Many of these companies are making sincere attempts to modernize and modify their businesses to change with the times and avoid the fate of the Tyrannosaurus Rex, who ruled the earth until he was dis-intermediated by Uber, or something like that.
Insurance companies are trying to become technology and outsource service companies selling to providers. The provider companies are trying to become insurance companies or something akin to them, completing the do-si-do. The medtech and pharma companies are trying to adopt technology and services models to augment their relationships with consumers or otherwise turn themselves into consumer products companies. The wholesalers are trying to become big data businesses.
Everyone in healthcare is betting on technology as the answer while, ironically, the technology companies like Apple, Google and Oracle and Intuit are betting on healthcare. Whether this results in the tech companies becoming the new healthcare names on the list or, a giant cataclysmic self-cancelling exercise as healthcare and technology giants pass each other in the hallway remains to be seen. In some cases these former strangers—healthcare and technology companies—are collaborating to find their way off the road to Perdition and onto the road to the future, wherever that leads.
“In the long history of humankind (and animal kind, too) those who learned to collaborate and improvise most effectively have prevailed.”—Charles Darwin
In a time when every company is talking about innovation and transformation and disruption and [insert buzzword here], it will be essential for the giants to take these words seriously if they don’t want to be tomorrow’s history lesson. I was recently told by one of the very large entities on the healthcare Fortune 500 list that they were undertaking certain activities (challenges, accelerator sponsorship, etc.) in order to “check the innovation box,” thus completely minimizing the import of the undertakings. His company best be looking over its shoulder for a guy with a black hood and a scythe. Actually, if it’s a startup that’s coming to eat his lunch, it will probably be a guy with a black hoodie, but you get my point.

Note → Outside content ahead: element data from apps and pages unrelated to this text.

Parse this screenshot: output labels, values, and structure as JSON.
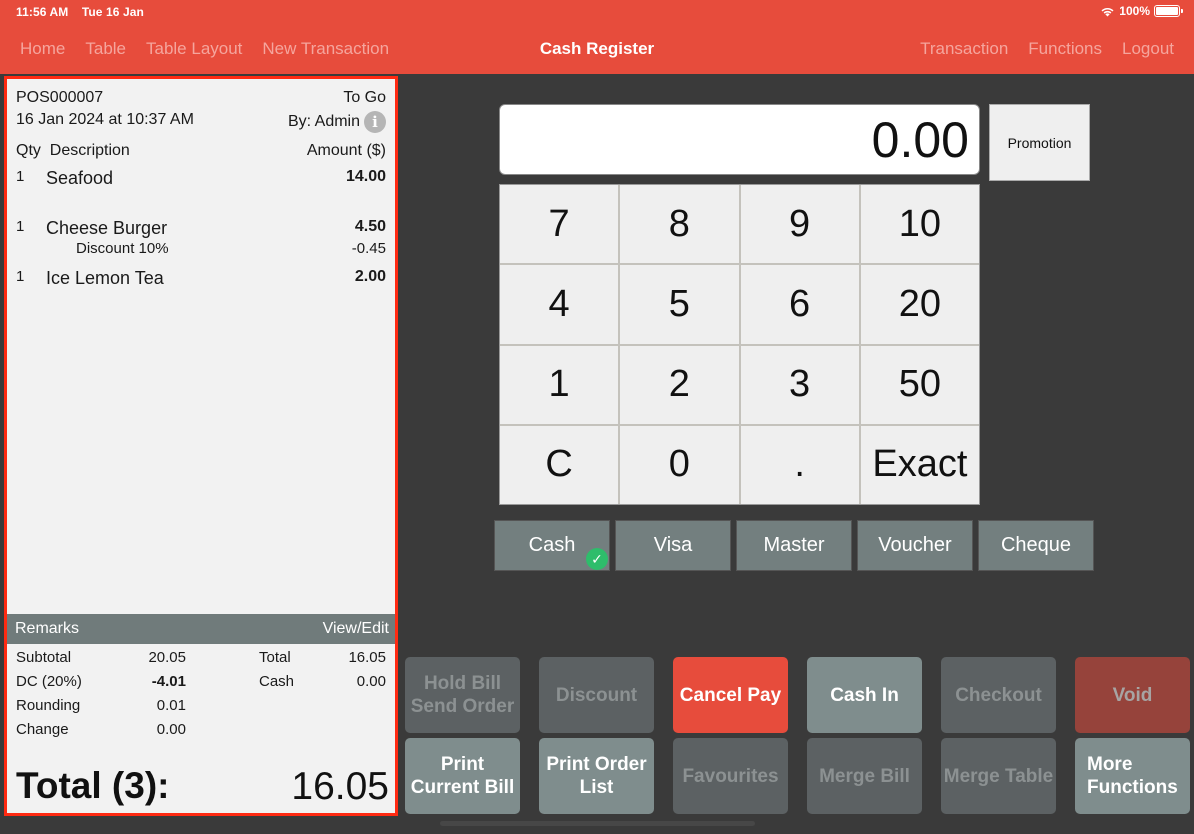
{
  "status_bar": {
    "time": "11:56 AM",
    "date": "Tue 16 Jan",
    "battery": "100%",
    "battery_level": 1.0
  },
  "nav": {
    "left": [
      "Home",
      "Table",
      "Table Layout",
      "New Transaction"
    ],
    "title": "Cash Register",
    "right": [
      "Transaction",
      "Functions",
      "Logout"
    ]
  },
  "receipt": {
    "order_no": "POS000007",
    "order_type": "To Go",
    "datetime": "16 Jan 2024 at 10:37 AM",
    "by": "By: Admin",
    "headers": {
      "qty": "Qty",
      "description": "Description",
      "amount": "Amount ($)"
    },
    "items": [
      {
        "qty": "1",
        "description": "Seafood",
        "amount": "14.00"
      },
      {
        "qty": "1",
        "description": "Cheese Burger",
        "amount": "4.50",
        "sub_description": "Discount 10%",
        "sub_amount": "-0.45"
      },
      {
        "qty": "1",
        "description": "Ice Lemon Tea",
        "amount": "2.00"
      }
    ],
    "remarks_label": "Remarks",
    "remarks_action": "View/Edit",
    "totals_left": [
      {
        "label": "Subtotal",
        "value": "20.05"
      },
      {
        "label": "DC (20%)",
        "value": "-4.01"
      },
      {
        "label": "Rounding",
        "value": "0.01"
      },
      {
        "label": "Change",
        "value": "0.00"
      }
    ],
    "totals_right": [
      {
        "label": "Total",
        "value": "16.05"
      },
      {
        "label": "Cash",
        "value": "0.00"
      }
    ],
    "grand_label": "Total (3):",
    "grand_value": "16.05"
  },
  "display": {
    "value": "0.00"
  },
  "promotion_label": "Promotion",
  "keypad": [
    "7",
    "8",
    "9",
    "10",
    "4",
    "5",
    "6",
    "20",
    "1",
    "2",
    "3",
    "50",
    "C",
    "0",
    ".",
    "Exact"
  ],
  "payment_methods": [
    {
      "label": "Cash",
      "selected": true
    },
    {
      "label": "Visa",
      "selected": false
    },
    {
      "label": "Master",
      "selected": false
    },
    {
      "label": "Voucher",
      "selected": false
    },
    {
      "label": "Cheque",
      "selected": false
    }
  ],
  "functions": [
    {
      "label": "Hold Bill\nSend Order",
      "state": "disabled"
    },
    {
      "label": "Discount",
      "state": "disabled"
    },
    {
      "label": "Cancel Pay",
      "state": "primary"
    },
    {
      "label": "Cash In",
      "state": "enabled"
    },
    {
      "label": "Checkout",
      "state": "disabled"
    },
    {
      "label": "Void",
      "state": "danger-disabled"
    },
    {
      "label": "Print\nCurrent Bill",
      "state": "enabled"
    },
    {
      "label": "Print Order\nList",
      "state": "enabled"
    },
    {
      "label": "Favourites",
      "state": "disabled"
    },
    {
      "label": "Merge Bill",
      "state": "disabled"
    },
    {
      "label": "Merge Table",
      "state": "disabled"
    },
    {
      "label": "More\nFunctions",
      "state": "enabled"
    }
  ],
  "colors": {
    "brand": "#e74c3c",
    "receipt_border": "#ff2a12",
    "selected_check": "#2ebd6b",
    "button_enabled": "#7f8d8d",
    "button_disabled": "#5c6163"
  }
}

“We are always slow in admitting any great change of which we do not see the intermediate steps”—Charles Darwin
Note: a shorter version of this post also ran August 18, 2014 on PE Hub